Lake is currently professor of international relations at Mount Holyoke College in Hadley, Mass. He served as director of policy planning at the State Department during the Carter administration, acting as a close adviser to then-Secretary of State Cyrus Vance.
Lake, 53, joined the State Department in 1962. He served in Vietnam as a foreign service officer, then joined the staff of Henry Kissinger who was named national security adviser to President Nixon. Lake quit the government to protest the U.S. invasion of Cambodia in 1970.
″Two hardship posts″ was how Clinton on Tuesday described Lake’s experience in Vietnam and with Kissinger, commenting at a news conference announcing appointments.
After leaving government, Lake went to work for Sen. Edmund Muskie in his unsuccessful presidential effort.
In 1976, he became Jimmy Carter’s international affairs adviser during the transition from the Ford administration, then was named director of policy planning at the State Department in 1977.
When Carter was defeated, Lake joined the faculty of Amherst College as a professor of international relations, moving to nearby Mount Holyoke in 1984, where he has taught until now.

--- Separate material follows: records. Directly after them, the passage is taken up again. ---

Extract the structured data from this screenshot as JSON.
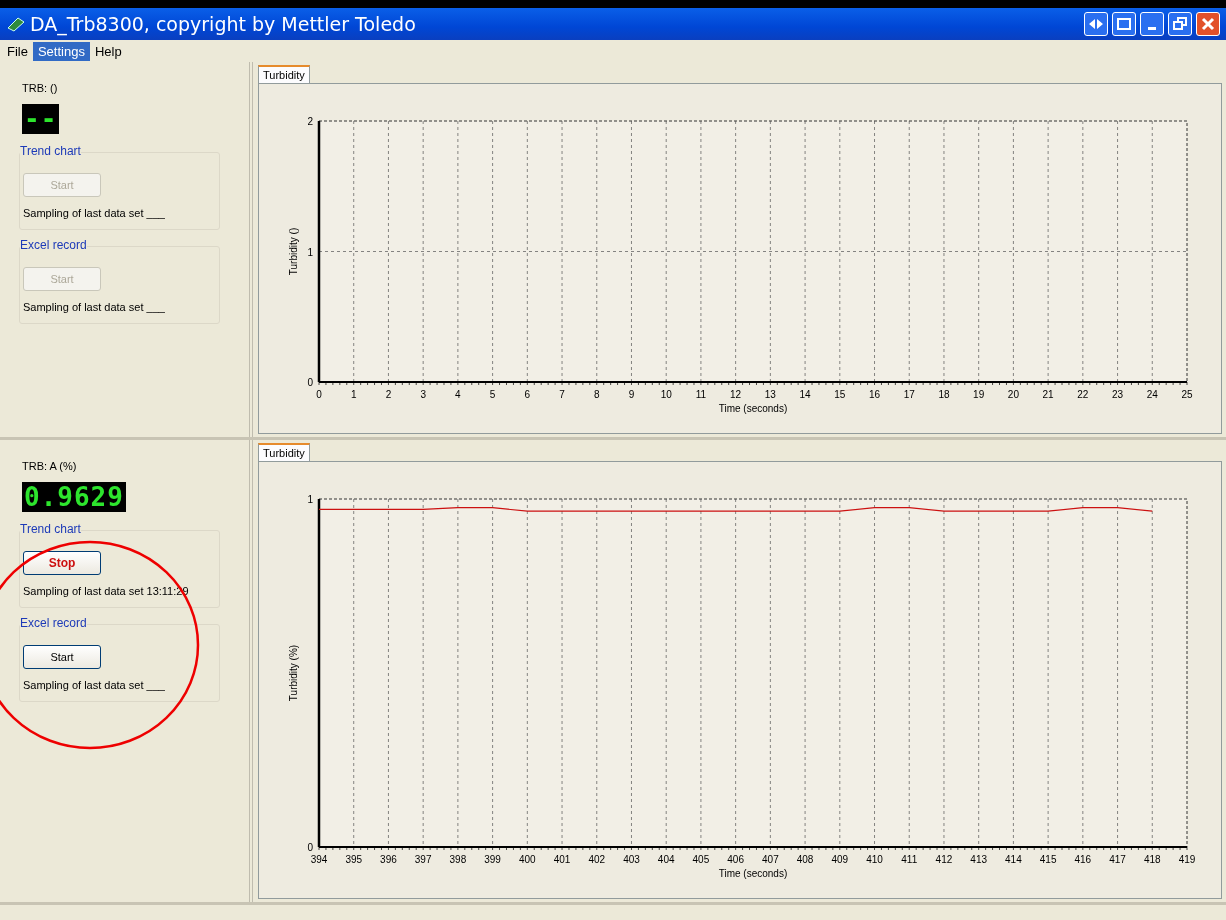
{
  "window": {
    "title": "DA_Trb8300, copyright by Mettler Toledo"
  },
  "menu": [
    {
      "label": "File",
      "selected": false
    },
    {
      "label": "Settings",
      "selected": true
    },
    {
      "label": "Help",
      "selected": false
    }
  ],
  "panes": [
    {
      "channel_label": "TRB: ()",
      "display": "--",
      "groups": [
        {
          "title": "Trend chart",
          "button": {
            "label": "Start",
            "kind": "start",
            "disabled": true
          },
          "sampling_label": "Sampling of last data set",
          "sampling_value": "___"
        },
        {
          "title": "Excel record",
          "button": {
            "label": "Start",
            "kind": "start",
            "disabled": true
          },
          "sampling_label": "Sampling of last data set",
          "sampling_value": "___"
        }
      ],
      "tab": {
        "label": "Turbidity",
        "selected": true
      },
      "chart_data": {
        "type": "line",
        "grid": true,
        "xlabel": "Time (seconds)",
        "ylabel": "Turbidity ()",
        "xlim": [
          0,
          25
        ],
        "ylim": [
          0,
          2
        ],
        "xticks": [
          0,
          1,
          2,
          3,
          4,
          5,
          6,
          7,
          8,
          9,
          10,
          11,
          12,
          13,
          14,
          15,
          16,
          17,
          18,
          19,
          20,
          21,
          22,
          23,
          24,
          25
        ],
        "yticks": [
          0,
          1,
          2
        ]
      }
    },
    {
      "channel_label": "TRB: A (%)",
      "display": "0.9629",
      "groups": [
        {
          "title": "Trend chart",
          "button": {
            "label": "Stop",
            "kind": "stop",
            "disabled": false
          },
          "sampling_label": "Sampling of last data set",
          "sampling_value": "13:11:29"
        },
        {
          "title": "Excel record",
          "button": {
            "label": "Start",
            "kind": "start",
            "disabled": false
          },
          "sampling_label": "Sampling of last data set",
          "sampling_value": "___"
        }
      ],
      "tab": {
        "label": "Turbidity",
        "selected": true
      },
      "chart_data": {
        "type": "line",
        "grid": true,
        "xlabel": "Time (seconds)",
        "ylabel": "Turbidity (%)",
        "xlim": [
          394,
          419
        ],
        "ylim": [
          0,
          1
        ],
        "xticks": [
          394,
          395,
          396,
          397,
          398,
          399,
          400,
          401,
          402,
          403,
          404,
          405,
          406,
          407,
          408,
          409,
          410,
          411,
          412,
          413,
          414,
          415,
          416,
          417,
          418,
          419
        ],
        "yticks": [
          0,
          1
        ],
        "x": [
          394,
          395,
          396,
          397,
          398,
          399,
          400,
          401,
          402,
          403,
          404,
          405,
          406,
          407,
          408,
          409,
          410,
          411,
          412,
          413,
          414,
          415,
          416,
          417,
          418
        ],
        "series": [
          {
            "color": "#cc1111",
            "values": [
              0.97,
              0.97,
              0.97,
              0.97,
              0.975,
              0.975,
              0.965,
              0.965,
              0.965,
              0.965,
              0.965,
              0.965,
              0.965,
              0.965,
              0.965,
              0.965,
              0.975,
              0.975,
              0.965,
              0.965,
              0.965,
              0.965,
              0.975,
              0.975,
              0.965
            ]
          }
        ]
      }
    }
  ]
}
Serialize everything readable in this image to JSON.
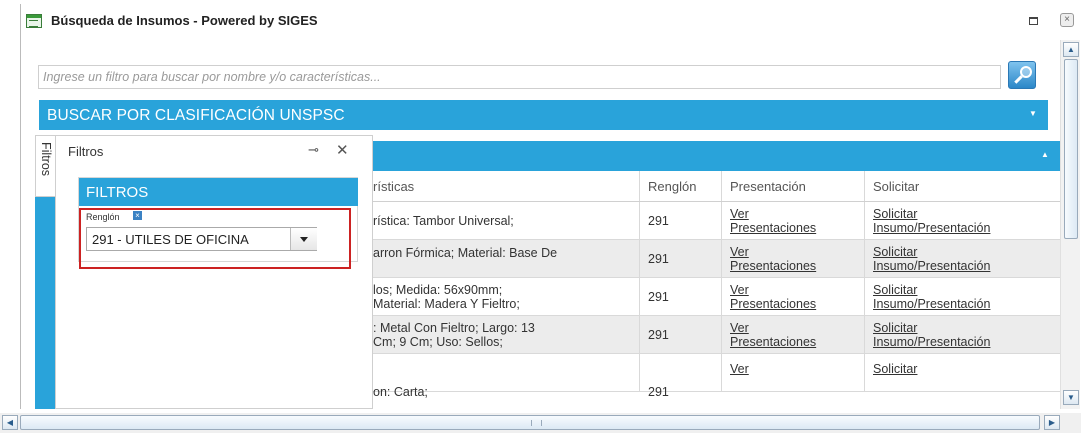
{
  "window": {
    "title": "Búsqueda de Insumos - Powered by SIGES",
    "close_glyph": "×"
  },
  "search": {
    "placeholder": "Ingrese un filtro para buscar por nombre y/o características...",
    "value": ""
  },
  "unspsc": {
    "label": "BUSCAR POR CLASIFICACIÓN UNSPSC"
  },
  "filters_tab": {
    "label": "Filtros"
  },
  "filters_panel": {
    "title": "Filtros",
    "pin_glyph": "⊸",
    "close_glyph": "✕",
    "section_title": "FILTROS",
    "renglon_label": "Renglón",
    "remove_glyph": "×",
    "renglon_value": "291 - UTILES DE OFICINA"
  },
  "table": {
    "columns": [
      "rísticas",
      "Renglón",
      "Presentación",
      "Solicitar"
    ],
    "link_ver": [
      "Ver",
      "Presentaciones"
    ],
    "link_solicitar": [
      "Solicitar",
      "Insumo/Presentación"
    ],
    "rows": [
      {
        "caracteristicas": "rística: Tambor Universal;",
        "renglon": "291"
      },
      {
        "caracteristicas": "arron Fórmica; Material: Base De",
        "renglon": "291"
      },
      {
        "caracteristicas": "los; Medida: 56x90mm; Material: Madera Y Fieltro;",
        "renglon": "291"
      },
      {
        "caracteristicas": ": Metal Con Fieltro; Largo: 13 Cm; 9 Cm; Uso: Sellos;",
        "renglon": "291"
      },
      {
        "caracteristicas": "on: Carta;",
        "renglon": "291"
      }
    ]
  },
  "colors": {
    "accent": "#29a3da",
    "row_shade": "#ececec",
    "highlight": "#cc2222"
  },
  "icons": {
    "window": "window-icon",
    "maximize": "maximize-icon",
    "close": "close-icon",
    "search": "search-icon",
    "pin": "pin-icon",
    "collapse": "chevron-down-icon",
    "dropdown": "dropdown-arrow-icon"
  }
}
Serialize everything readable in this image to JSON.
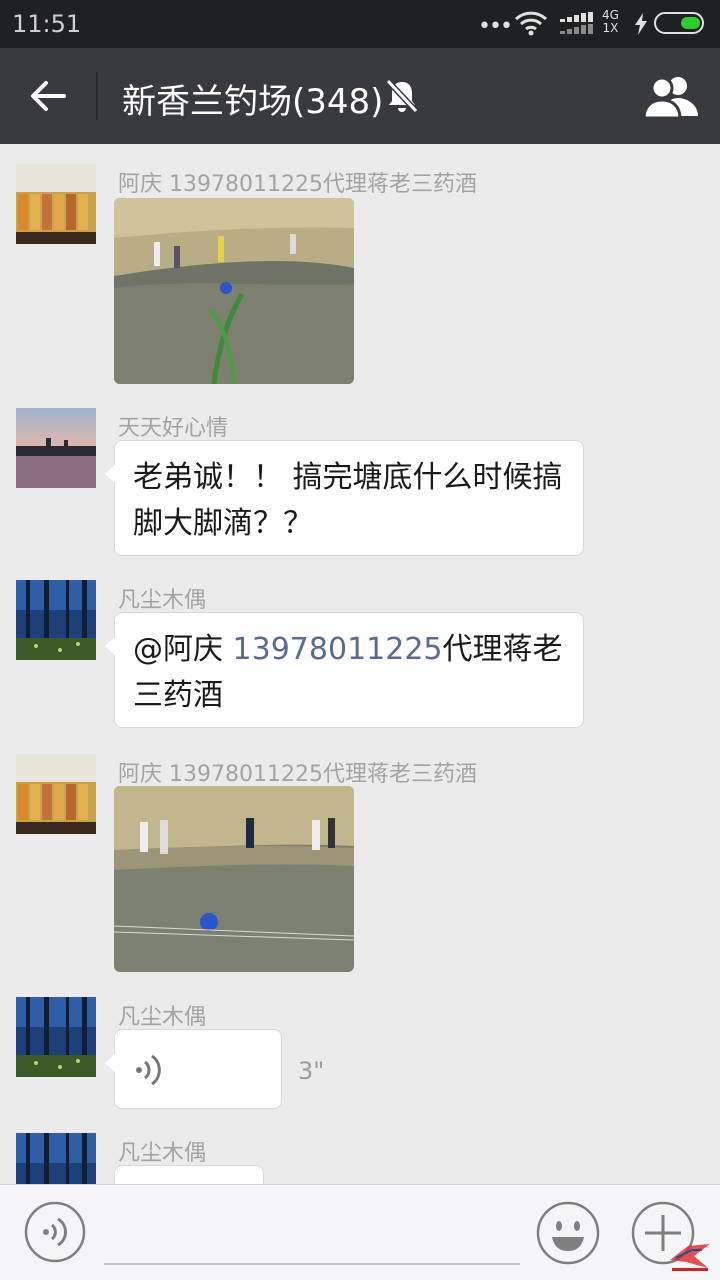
{
  "status_bar": {
    "time": "11:51",
    "network_type_top": "4G",
    "network_type_bottom": "1X",
    "battery_color": "#2ecc2e"
  },
  "header": {
    "title": "新香兰钓场(348)",
    "back_icon": "arrow-left-icon",
    "mute_icon": "bell-off-icon",
    "members_icon": "group-members-icon",
    "background": "#393a3f"
  },
  "messages": [
    {
      "sender": "阿庆   13978011225代理蒋老三药酒",
      "type": "image",
      "avatar": "bottles-avatar"
    },
    {
      "sender": "天天好心情",
      "type": "text",
      "text": "老弟诚！！ 搞完塘底什么时候搞脚大脚滴？？",
      "avatar": "city-sunset-avatar"
    },
    {
      "sender": "凡尘木偶",
      "type": "text",
      "mention": "@阿庆 ",
      "mention_number": "13978011225",
      "text": "代理蒋老三药酒",
      "avatar": "forest-avatar"
    },
    {
      "sender": "阿庆   13978011225代理蒋老三药酒",
      "type": "image",
      "avatar": "bottles-avatar"
    },
    {
      "sender": "凡尘木偶",
      "type": "voice",
      "duration": "3\"",
      "avatar": "forest-avatar"
    },
    {
      "sender": "凡尘木偶",
      "type": "voice",
      "avatar": "forest-avatar"
    }
  ],
  "input_bar": {
    "voice_icon": "voice-input-icon",
    "emoji_icon": "emoji-icon",
    "plus_icon": "plus-icon"
  },
  "colors": {
    "chat_background": "#ebebeb",
    "mention": "#576b95",
    "sender_name": "#a3a3a3"
  }
}
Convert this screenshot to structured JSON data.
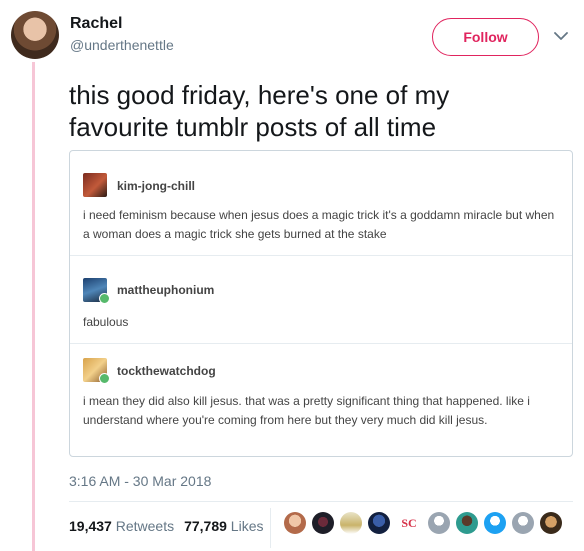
{
  "author": {
    "name": "Rachel",
    "handle": "@underthenettle"
  },
  "follow_label": "Follow",
  "tweet_text": "this good friday, here's one of my favourite tumblr posts of all time",
  "embedded_posts": [
    {
      "username": "kim-jong-chill",
      "body": "i need feminism because when jesus does a magic trick it's a goddamn miracle but when a woman does a magic trick she gets burned at the stake"
    },
    {
      "username": "mattheuphonium",
      "body": "fabulous"
    },
    {
      "username": "tockthewatchdog",
      "body": "i mean they did also kill jesus. that was a pretty significant thing that happened. like i understand where you're coming from here but they very much did kill jesus."
    }
  ],
  "timestamp": "3:16 AM - 30 Mar 2018",
  "stats": {
    "retweets_count": "19,437",
    "retweets_label": "Retweets",
    "likes_count": "77,789",
    "likes_label": "Likes"
  },
  "likers_sc_text": "SC",
  "colors": {
    "accent": "#e0245e",
    "thread_line": "#f6c6d6",
    "muted": "#657786"
  },
  "icons": {
    "caret": "chevron-down-icon"
  }
}
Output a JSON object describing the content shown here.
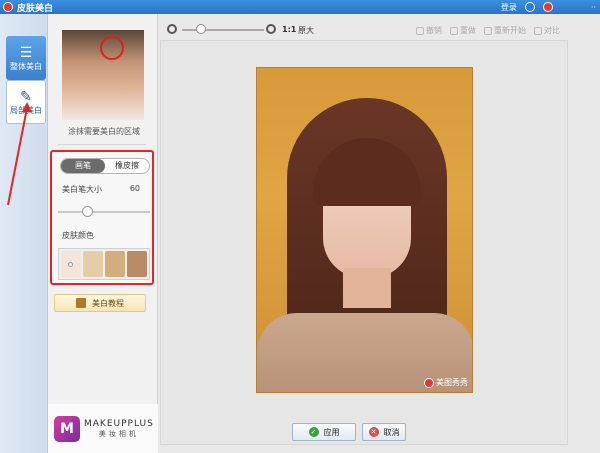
{
  "window": {
    "title": "皮肤美白",
    "right_link": "登录"
  },
  "rail": {
    "whole": "整体美白",
    "local": "局部美白"
  },
  "panel": {
    "caption": "涂抹需要美白的区域",
    "tab_brush": "画笔",
    "tab_eraser": "橡皮擦",
    "size_label": "美白笔大小",
    "size_value": "60",
    "brush_size": 60,
    "skin_label": "皮肤颜色",
    "swatch_colors": [
      "#f2e6d8",
      "#e5cda7",
      "#d4ad7f",
      "#b98b66"
    ],
    "tutorial": "美白教程"
  },
  "ad": {
    "title": "MAKEUPPLUS",
    "subtitle": "美妆相机"
  },
  "toolbar": {
    "one_to_one": "1:1",
    "original": "原大",
    "undo": "撤销",
    "redo": "重做",
    "restart": "重新开始",
    "compare": "对比"
  },
  "photo": {
    "watermark": "美图秀秀"
  },
  "actions": {
    "apply": "应用",
    "cancel": "取消"
  }
}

He has known Clinton since working with him on George McGovern’s presidential campaign in 1972. Lake has written extensively, and is known to favor a strong United Nations as a vehicle for solving international problems.
″He is a creative and imaginative thinker,″ said Catherine Kelleher, a defense and foreign policy scholar at the Brookings Institution. She served with him in government.
Some clues to Lake’s thinking about foreign policy can be found in a book he wrote three years ago about the 1979 fall of Nicaragua’s Anastasio Somoza - as a case study of how U.S. foreign policy was made and bungled.
Lake concluded that on balance, political appointees had too much sway over the professionals in the Carter administration who urged that the United States force Somoza to resign.